Recipe of the week: Pumpkin Kibbeh (Rob Palmer)
Blog Words : Food & Drink | 23 March

Recipe of the week: Pumpkin Kibbeh

Serve a slice of Syria at home with this delicious recipe from Sharon Salloum, co-owner of Sydney's Almond Bar

Sadly – for both visitors and (especially, tragically) for its citizens – Syria is very much a danger zone. But this doesn't mean you shouldn’t celebrate its culture. Syrian cuisine’s variety, seasonings and homegrown ingredients set it apart; the city of Aleppo in particular is famous for its unique selection of hot peppers, pomegranates and pistachio nuts. And it has real heritage too, its roots dating back to ancient Egyptian times. “I like to think of it as food of the earth,” says Sharon Salloum, restaurateur and author of Almond Bar: 100 Delicious Syrian Recipes.

Syrian food is a melting pot of Middle Eastern fare, influenced by menus from neighbouring Turkey and Iran. It’s not to do with fancy presentation or the use of special gadgets; Syrian food is made with passion and has a natural beauty, the result of its fresh, high-quality ingredients, ideally plucked straight from the garden.

Authentic Syrian dishes are served tapas-style, including bite-size snacks such as kibbeh (similar to a falafel), kebab (not the late-night van kind) and shanklish, a cheese-based nibble. The key thing to remember is that whipping up a meal is a marathon, not a sprint: a Syrian cook might spend a week pulling their recipe and its elements together.

It’s important to gather your family and friends for a traditional Syrian dinner; it’s as much about socialising with those closest to you as it is about eating. So whether it’s a burghul (bulgur wheat) soup, stuffed aubergines or sautéed okra, celebrate what’s on your plate in the company of others.

Pumpkin Kibbeh

Makes 20

For the dough:

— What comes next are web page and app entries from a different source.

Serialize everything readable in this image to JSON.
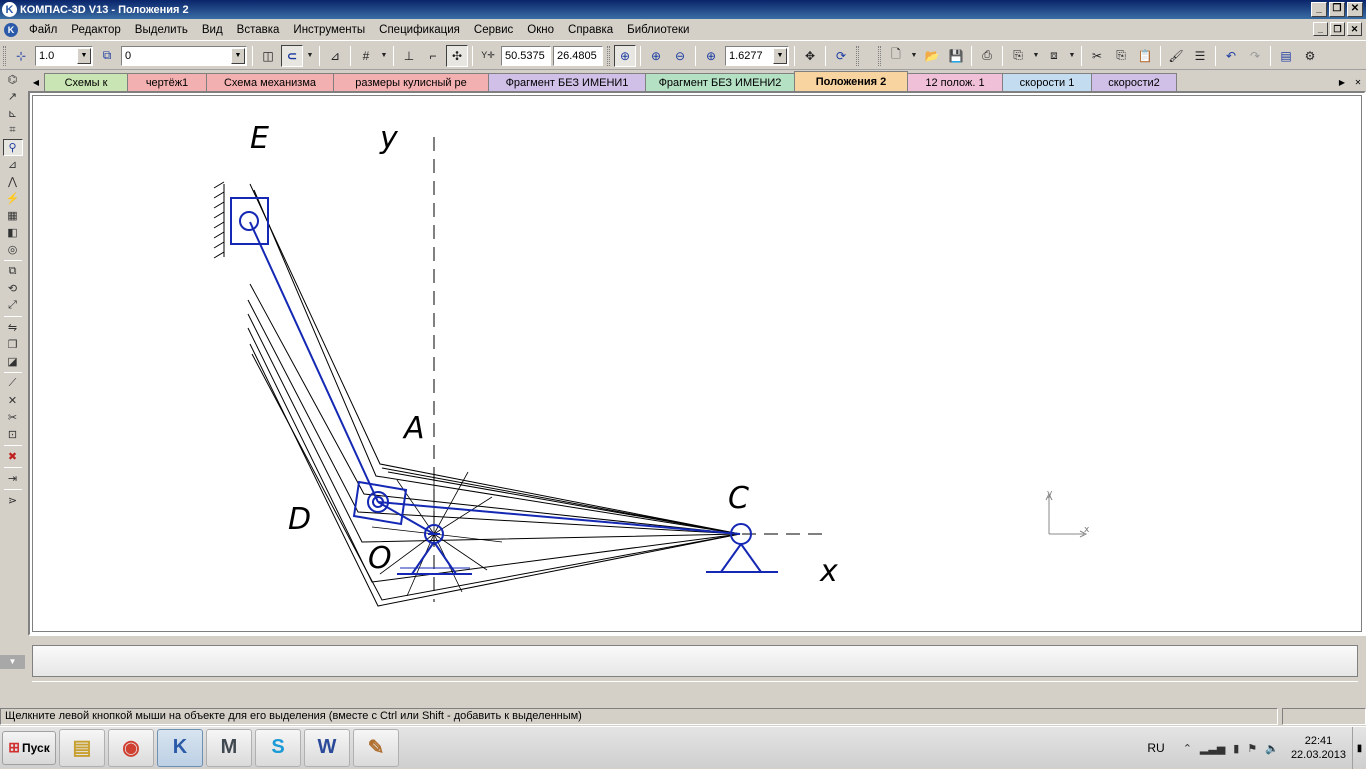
{
  "window": {
    "app_icon_glyph": "K",
    "title": "КОМПАС-3D V13 - Положения 2",
    "minimize_icon": "minimize-icon",
    "restore_icon": "restore-icon",
    "close_icon": "close-icon"
  },
  "menu": {
    "items": [
      "Файл",
      "Редактор",
      "Выделить",
      "Вид",
      "Вставка",
      "Инструменты",
      "Спецификация",
      "Сервис",
      "Окно",
      "Справка",
      "Библиотеки"
    ]
  },
  "toolbar": {
    "scale_value": "1.0",
    "layer_value": "0",
    "coord_x": "50.5375",
    "coord_y": "26.4805",
    "zoom_value": "1.6277"
  },
  "tabs": {
    "items": [
      {
        "label": "Схемы к",
        "color": "#c9e5b3"
      },
      {
        "label": "чертёж1",
        "color": "#f3b0b0"
      },
      {
        "label": "Схема механизма",
        "color": "#f3b0b0"
      },
      {
        "label": "размеры кулисный ре",
        "color": "#f3b0b0"
      },
      {
        "label": "Фрагмент БЕЗ ИМЕНИ1",
        "color": "#d0c0e8"
      },
      {
        "label": "Фрагмент БЕЗ ИМЕНИ2",
        "color": "#b4e0c4"
      },
      {
        "label": "Положения 2",
        "color": "#f8d4a0"
      },
      {
        "label": "12 полож. 1",
        "color": "#f0c0d8"
      },
      {
        "label": "скорости 1",
        "color": "#c4dcf0"
      },
      {
        "label": "скорости2",
        "color": "#d0c0e8"
      }
    ],
    "active_index": 6
  },
  "drawing": {
    "labels": {
      "E": "E",
      "y": "y",
      "A": "A",
      "C": "C",
      "D": "D",
      "O": "O",
      "x": "x"
    },
    "mini_axis_y": "y",
    "mini_axis_x": "x",
    "line_color_blue": "#1428b4",
    "line_color_black": "#000000"
  },
  "status": {
    "message": "Щелкните левой кнопкой мыши на объекте для его выделения (вместе с Ctrl или Shift - добавить к выделенным)"
  },
  "taskbar": {
    "start_label": "Пуск",
    "apps": [
      {
        "name": "explorer",
        "glyph": "▤"
      },
      {
        "name": "chrome",
        "glyph": "◉"
      },
      {
        "name": "kompas",
        "glyph": "K"
      },
      {
        "name": "mathcad",
        "glyph": "M"
      },
      {
        "name": "skype",
        "glyph": "S"
      },
      {
        "name": "word",
        "glyph": "W"
      },
      {
        "name": "paint",
        "glyph": "✎"
      }
    ],
    "lang": "RU",
    "time": "22:41",
    "date": "22.03.2013"
  }
}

800g butternut squash, peeled and cubed
1 onion
300g fine bulgur wheat
1 tablespoon salt flakes
1 tsp ground black pepper
180g plain flour
500ml vegetable or corn oil

For the stuffing:

75g dried split chickpeas
2 tablespoons olive oil
1 small onion, finely chopped
¼ seedless red pepper, finely diced
½ small carrot, grated
Handful of flat-leaf parsley, chopped
50g roughly chopped walnuts
2 tsp seven-spice mix
1½ tsp ground black pepper
1 teaspoon salt flakes

Method

1. For the stuffing, soak chickpeas in water overnight. Drain. Heat olive oil in large frying pan; add onion and cook until translucent. Stir in chickpeas, red pepper, carrot, parsley and walnuts. Add the spice mix and seasoning; fry for a few minutes. Remove from heat and let cool.
2. For the dough, place squash in medium saucepan; cover with cold water. Bring to boil. Reduce and simmer for 25-30 minutes. Drain and cool.
3. Grate onion; strain. Place in large bowl with bulgur wheat; add salt, pepper, flour and squash. Bring mixture to dough-like consistency, seasoning to taste. Place in fridge for two hours to chill and rest.
4. Fill bowl with lukewarm water. Moisten hands, grab golf-ball-sized blob of dough and roll into smooth ball. Poke a hole in it while cupping it with other hand; gently move finger back and forth to form long, narrow cavity inside ball. Spoon in one teaspoon of stuffing, then close opening by patching it and creating a point. Roll the kibbeh between moist palms to make it smooth. Repeat. Cool in fridge.
5. Heat vegetable or corn oil in medium heavy-based saucepan to 170°C. Add three or four kibbeh at a time; cook for 3-4 minutes or until golden and crisp. Remove with a slotted spoon and drain.

Top tip:

When ready, serve your kibbeh either hot or at room temperature with a mint or lemon yoghurt dip or a squeeze of fresh lemon juice.

Recipe taken from Almond Bar: 100 Delicious Syrian Recipes by Sharon Salloum (Jacqui Small, £25; www.amazon.co.uk)

Words by Alex Gregg